A committee of elected officials, nonprofits, local residents and representatives of the Howard Hughes Corporation presented the positive results of a feedback survey on its nine recommendations for the Dallas-based firm’s South Street Seaport projects to Community Board 1 last week.
After company officials agreed to take the task force’s recommendations under consideration ahead of submitting applications to the city Landmarks Preservation Commission and Department of City Planning this fall, the “Seaport Working Group” created a set of guidelines and received 2,367 comments from roughly 250 respondents that reflect generous approval for the group’s calls for aid to the South Street Seaport museum, creation of community spaces and contextual building, among other suggestions.
“The open house and online survey were important for two reasons: to get feedback on the work the Seaport Working Group has been doing the last few months, and to provide an essential opportunity for transparency and communication,” said Manhattan Borough President Gale Brewer in a prepared statement. “The public’s resounding 91% approval confirms that this process is producing substantial results – and that all of the guidelines and principles must play an important role in the development of the Seaport area.”
The only task force recommendation that generated any significant opposition turned out to be guideline number six, a plank asking for alternatives to Howard Hughes’ previous plans for a 50-story tower on the New Market site adjacent to its Pier 17 mall, encouraging sales of transferable development rights to “incentivize lower buildings and public spaces” and advocating for protection of east-to-west views of the Brooklyn Bridge and the historic ships in the port.
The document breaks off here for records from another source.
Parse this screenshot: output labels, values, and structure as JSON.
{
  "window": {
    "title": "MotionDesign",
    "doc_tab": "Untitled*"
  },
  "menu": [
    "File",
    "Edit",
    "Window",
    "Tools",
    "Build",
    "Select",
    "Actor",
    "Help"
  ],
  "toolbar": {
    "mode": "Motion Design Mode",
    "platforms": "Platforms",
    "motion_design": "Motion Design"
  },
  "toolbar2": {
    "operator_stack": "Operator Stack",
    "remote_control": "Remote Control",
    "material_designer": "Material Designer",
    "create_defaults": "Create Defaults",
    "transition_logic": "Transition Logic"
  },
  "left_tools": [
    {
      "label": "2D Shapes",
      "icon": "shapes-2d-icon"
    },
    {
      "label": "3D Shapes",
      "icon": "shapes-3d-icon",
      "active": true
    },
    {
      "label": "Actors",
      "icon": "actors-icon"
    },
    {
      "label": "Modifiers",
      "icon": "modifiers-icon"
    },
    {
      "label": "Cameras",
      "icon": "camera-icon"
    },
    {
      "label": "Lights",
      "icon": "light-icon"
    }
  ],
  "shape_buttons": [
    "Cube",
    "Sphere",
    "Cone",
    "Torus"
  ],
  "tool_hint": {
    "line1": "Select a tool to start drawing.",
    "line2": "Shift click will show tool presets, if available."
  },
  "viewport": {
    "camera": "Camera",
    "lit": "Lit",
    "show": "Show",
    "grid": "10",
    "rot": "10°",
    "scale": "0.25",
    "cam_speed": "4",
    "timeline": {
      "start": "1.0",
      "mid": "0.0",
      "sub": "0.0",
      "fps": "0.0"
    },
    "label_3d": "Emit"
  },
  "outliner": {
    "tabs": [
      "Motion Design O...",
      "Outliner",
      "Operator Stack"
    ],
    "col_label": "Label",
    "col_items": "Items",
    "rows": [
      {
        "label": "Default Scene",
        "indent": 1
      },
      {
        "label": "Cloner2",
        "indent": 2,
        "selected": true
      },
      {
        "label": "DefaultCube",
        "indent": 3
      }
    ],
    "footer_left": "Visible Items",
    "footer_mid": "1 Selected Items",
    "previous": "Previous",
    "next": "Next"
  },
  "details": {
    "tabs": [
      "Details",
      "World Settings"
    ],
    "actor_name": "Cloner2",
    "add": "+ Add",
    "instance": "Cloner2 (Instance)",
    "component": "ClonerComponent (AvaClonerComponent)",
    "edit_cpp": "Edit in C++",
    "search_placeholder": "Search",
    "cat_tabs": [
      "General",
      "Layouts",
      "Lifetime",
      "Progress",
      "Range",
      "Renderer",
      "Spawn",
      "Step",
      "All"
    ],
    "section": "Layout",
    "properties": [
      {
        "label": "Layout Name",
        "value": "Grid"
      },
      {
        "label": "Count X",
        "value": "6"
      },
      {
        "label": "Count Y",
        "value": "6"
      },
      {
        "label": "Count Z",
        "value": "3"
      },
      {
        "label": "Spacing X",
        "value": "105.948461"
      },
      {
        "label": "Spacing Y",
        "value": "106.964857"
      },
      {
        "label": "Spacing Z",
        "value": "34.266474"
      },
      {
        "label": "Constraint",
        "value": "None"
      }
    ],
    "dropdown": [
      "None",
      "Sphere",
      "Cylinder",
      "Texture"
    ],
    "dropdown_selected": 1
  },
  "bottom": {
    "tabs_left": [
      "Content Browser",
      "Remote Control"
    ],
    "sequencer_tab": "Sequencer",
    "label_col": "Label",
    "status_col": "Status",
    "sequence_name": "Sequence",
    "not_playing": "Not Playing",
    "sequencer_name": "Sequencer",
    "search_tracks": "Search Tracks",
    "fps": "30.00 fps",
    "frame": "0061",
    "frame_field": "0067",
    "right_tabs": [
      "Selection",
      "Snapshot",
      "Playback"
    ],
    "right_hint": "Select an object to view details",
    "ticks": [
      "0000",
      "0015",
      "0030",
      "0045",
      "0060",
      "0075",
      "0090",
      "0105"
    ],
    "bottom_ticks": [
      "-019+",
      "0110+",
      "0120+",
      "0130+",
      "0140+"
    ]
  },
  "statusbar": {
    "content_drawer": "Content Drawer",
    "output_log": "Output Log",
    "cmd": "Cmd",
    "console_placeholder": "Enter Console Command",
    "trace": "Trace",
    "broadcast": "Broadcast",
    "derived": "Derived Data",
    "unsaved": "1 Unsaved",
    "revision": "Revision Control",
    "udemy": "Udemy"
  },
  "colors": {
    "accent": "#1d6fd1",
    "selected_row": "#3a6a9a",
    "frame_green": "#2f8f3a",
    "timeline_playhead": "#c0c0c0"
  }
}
Seventy-one percent of the comments approved of the three-pronged guideline, but 26 percent opposed it. And, while the plank picked up support from 75 percent of Seaport residents, 86 percent of city residents and 86 percent of participants in the “other” category, only 29 percent of respondents from local workers, organizations and businesses, a group that may have included Howard Hughes employees, favored guideline six.
Representatives for Howard Hughes directed questions about the makeup of the respondent group to the city Economic Development Corporation, the owner of the property that Howard Hughes leases at Seaport and the administrator of the survey. EDC spokeswoman Kate Blumm disputed assumptions that the participants who opposed the anti-tower plank came from Howard Hughes.
“The ‘Bus./Org./Workers’ category is comprised of respondents who self-identified as representatives of local businesses or organizations, and other local workers,” Ms. Blumm wrote in an email statement. “Participants were not counted by employer, so assuming any particular employment status for respondents is speculative.”
CB 1 officials who also said they didn’t know the identities of the various respondent groups welcomed the survey’s findings.
“The takeaway is that the guidelines were very favorably received by the public,” said CB 1 Chairwoman Catherine McVay Hughes. “The opposition to the tall buildings was supported by more than three quarters of the community.”